Fast forward to October 2019 and I sent the manuscript to a small indie publishing house that promptly turned me down. In part, they turned me down because I hadn’t edited the book as carefully as I should have. Though they kindly said it was too intense for their house.

Then I sent it to Jera Publishing and they expertly formatted the story for publication and designed a dynamite cover. But the editor there has the patience of Job, since she has cheerfully made the changes I found each time I looked at the manuscript and hasn’t charged me a dime more. Even when the manuscript was sent to IngramSpark for printing, I found more errors. Now I think I’ve caught them all and the book will be a physical presence in hard copy and eBook formats on January 30th. But I will never write a book that way again. It’s best for me to plod along correcting as I go, so I’ll go back to plodding and keep the manic part at rest.

Happy 2019!

 

          For some of us 2018 was not a wonderful ride, what with bad health and bad weather. But we survived and even had moments of great happiness. I hope for you it was a fulfilling year.

But now we have the bright shining adventure called 2019 before us, where the plans we’ve made and the plans we will make still have the potential to be fulfilled.

For me, it’s the joyful grind of revising and polishing the rough draft of a novel that I wrote during the month of November. All 50,829 words of it. Revising is hard work, but so fulfilling because what I end up with is much better, shiny with promise. I can improve the flow. I can check to make sure I got the facts correct. Yes, even in a novel, the facts have to be right.

For instance, one of my critique partners pointed out to me that bananas would not be readily available for a teen-aged boy to eat in 1942 Los Angeles. So, I had to see what would be available. I “googled” availability of bananas in L.A. and found a photo of a big white blob in a night sky with thick streaks of light appearing to emanate from it.   Well, if you use your imagination, you might think this looks like a bunch of bananas. But if you’re imagination is this good, why aren’t you writing stories? Turns out it’s not bananas, nor is it a UFO. But the big white blob in the middle is a weather balloon being spotlighted because somebody thought it was a Japanese war plane come to bomb the city in February 1942.

Careful, Sarah. Finish this novel before you start another.

Anyway, now Johnathon eats a handful of strawberries grown in his own yard.

I also have to make sure the experiment he does in chemistry class is actually a believable experiment. The one I put down at first was having him slowly heat up powdered potassium until it melts and then add vinegar to see what happens. Well, I can’t find that such an experiment is possible. From what I can find out, potassium would just burn, rather than melt. So now I have to find an experiment that will work.

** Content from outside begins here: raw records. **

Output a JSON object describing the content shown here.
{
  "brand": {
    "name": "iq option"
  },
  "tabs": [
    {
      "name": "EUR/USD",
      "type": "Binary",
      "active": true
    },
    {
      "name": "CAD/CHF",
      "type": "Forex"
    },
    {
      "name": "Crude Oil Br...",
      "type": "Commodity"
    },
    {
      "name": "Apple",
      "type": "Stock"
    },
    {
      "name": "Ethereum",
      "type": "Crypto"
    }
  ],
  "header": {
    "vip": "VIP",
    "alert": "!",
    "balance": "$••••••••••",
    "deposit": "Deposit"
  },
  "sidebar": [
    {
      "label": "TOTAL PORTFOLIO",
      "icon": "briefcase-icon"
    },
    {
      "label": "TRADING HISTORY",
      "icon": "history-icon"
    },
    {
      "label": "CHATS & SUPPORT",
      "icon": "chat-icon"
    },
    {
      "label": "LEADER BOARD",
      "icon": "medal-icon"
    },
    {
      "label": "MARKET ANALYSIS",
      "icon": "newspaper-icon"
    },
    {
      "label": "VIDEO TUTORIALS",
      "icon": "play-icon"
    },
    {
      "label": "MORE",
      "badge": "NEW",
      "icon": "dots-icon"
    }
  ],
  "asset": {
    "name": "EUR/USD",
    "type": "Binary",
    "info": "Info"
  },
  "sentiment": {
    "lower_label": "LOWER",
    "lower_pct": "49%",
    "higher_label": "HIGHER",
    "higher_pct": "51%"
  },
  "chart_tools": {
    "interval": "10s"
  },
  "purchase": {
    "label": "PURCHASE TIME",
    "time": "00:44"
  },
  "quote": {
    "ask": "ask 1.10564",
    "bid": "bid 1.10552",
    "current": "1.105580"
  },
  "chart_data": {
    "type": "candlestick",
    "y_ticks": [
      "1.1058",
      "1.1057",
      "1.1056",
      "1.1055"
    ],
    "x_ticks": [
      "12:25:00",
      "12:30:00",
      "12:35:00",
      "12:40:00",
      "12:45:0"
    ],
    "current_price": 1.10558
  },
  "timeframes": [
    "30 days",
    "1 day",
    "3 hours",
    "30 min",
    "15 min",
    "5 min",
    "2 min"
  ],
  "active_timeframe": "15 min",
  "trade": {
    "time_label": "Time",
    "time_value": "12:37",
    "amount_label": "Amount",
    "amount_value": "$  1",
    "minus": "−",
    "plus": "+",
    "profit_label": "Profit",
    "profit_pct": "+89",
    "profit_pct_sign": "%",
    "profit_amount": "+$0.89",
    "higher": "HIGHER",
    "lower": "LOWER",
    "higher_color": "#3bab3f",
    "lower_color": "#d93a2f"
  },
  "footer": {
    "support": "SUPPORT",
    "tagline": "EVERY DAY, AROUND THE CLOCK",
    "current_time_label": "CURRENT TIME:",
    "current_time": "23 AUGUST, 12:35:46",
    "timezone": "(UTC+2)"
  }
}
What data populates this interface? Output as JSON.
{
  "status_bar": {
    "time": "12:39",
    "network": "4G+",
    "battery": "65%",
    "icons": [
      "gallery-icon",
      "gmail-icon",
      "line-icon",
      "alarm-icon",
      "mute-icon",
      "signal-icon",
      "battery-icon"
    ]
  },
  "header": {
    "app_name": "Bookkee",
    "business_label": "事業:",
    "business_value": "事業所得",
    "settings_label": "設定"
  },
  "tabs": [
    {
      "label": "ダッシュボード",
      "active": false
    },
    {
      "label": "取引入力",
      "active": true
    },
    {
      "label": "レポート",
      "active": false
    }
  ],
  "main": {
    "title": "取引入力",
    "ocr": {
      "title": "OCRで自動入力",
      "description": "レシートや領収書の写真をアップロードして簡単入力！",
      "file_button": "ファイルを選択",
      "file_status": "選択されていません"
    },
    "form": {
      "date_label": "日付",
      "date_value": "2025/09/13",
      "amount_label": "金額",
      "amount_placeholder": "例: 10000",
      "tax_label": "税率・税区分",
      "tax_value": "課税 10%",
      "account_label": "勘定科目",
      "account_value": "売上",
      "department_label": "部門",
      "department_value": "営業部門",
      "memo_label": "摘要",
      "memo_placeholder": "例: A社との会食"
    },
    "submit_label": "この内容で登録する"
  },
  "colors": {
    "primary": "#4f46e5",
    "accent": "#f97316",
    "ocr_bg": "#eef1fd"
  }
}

Isn’t that fun? Already, I’ve learned two new things.

I’m pleased to say my “beta” readers are enjoying reading my story, which is tentatively named “Earthquakes.”

What are you reading while you await my latest book?

 

By Sarah Maury Swan